It was nice, you know. There was a presentation of Richard Linklater’s Everybody Wants Some!!, and beforehand there was free beer, chicken wings and conversation with softly-spoken middle-aged people.
Festival director Bill Gosden spoke before the movie showing, noting that the festival had completely changed in the last twenty years.
Now, we centre our own films as much as we can, rather than showing a little Cannes festival down under, he said.
It was lovely to see that promise evidenced in print as well – Poi E, a documentary on our “national anthem – the one you can dance to” is opening the festival, and an adaptation of Eleanor Catton’s The Rehearsal is its centrepiece.
There is still a selection of independent films from the Americas, Asia and Europe, including the Palme d’Or winner from Cannes this year: Ken Loach’s I, Daniel.
But the festival remains essential by showcasing fresh New Zealand talent, with eight new kiwi films having their premiere this year, as well as two collections of short films: New Zealand’s Best 2016, and Ngā Whanaunga Māori Pasifika Shorts 2016.
This festival is important for young filmmakers in New Zealand – it’s where they can first make it. It’s also an opportunity for us to see ourselves on-screen, lots.
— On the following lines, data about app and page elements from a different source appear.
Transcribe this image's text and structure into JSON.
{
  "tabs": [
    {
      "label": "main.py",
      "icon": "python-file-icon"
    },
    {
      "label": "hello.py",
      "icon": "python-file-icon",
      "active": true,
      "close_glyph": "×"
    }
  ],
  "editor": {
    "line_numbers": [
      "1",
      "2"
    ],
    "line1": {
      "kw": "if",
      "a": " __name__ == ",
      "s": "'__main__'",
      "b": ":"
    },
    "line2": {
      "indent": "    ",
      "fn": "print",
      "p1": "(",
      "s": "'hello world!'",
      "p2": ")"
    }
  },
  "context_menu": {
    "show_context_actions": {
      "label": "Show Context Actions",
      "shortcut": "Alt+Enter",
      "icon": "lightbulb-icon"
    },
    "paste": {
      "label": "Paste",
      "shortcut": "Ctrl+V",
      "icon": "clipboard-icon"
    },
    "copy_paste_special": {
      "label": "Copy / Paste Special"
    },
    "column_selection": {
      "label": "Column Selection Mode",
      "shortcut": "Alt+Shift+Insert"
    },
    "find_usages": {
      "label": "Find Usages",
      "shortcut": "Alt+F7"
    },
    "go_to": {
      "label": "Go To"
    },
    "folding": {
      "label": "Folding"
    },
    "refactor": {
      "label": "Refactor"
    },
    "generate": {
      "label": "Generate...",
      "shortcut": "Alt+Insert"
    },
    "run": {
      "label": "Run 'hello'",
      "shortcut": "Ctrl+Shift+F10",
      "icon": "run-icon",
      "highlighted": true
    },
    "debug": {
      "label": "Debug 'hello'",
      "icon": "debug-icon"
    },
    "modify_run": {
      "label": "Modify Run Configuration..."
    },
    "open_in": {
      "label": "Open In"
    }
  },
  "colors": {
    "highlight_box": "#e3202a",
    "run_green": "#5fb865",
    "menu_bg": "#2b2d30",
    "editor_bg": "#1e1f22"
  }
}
Neither of these things can be under-estimated, and it’s why I continue to free my evenings for the NZIFF. That, and the heart-in-mouth flush that happens to your body when a movie is really good, even for just half a scene.
Art Murmurs will be reviewing as much as we can over the fest, which runs from 22 July-7 August.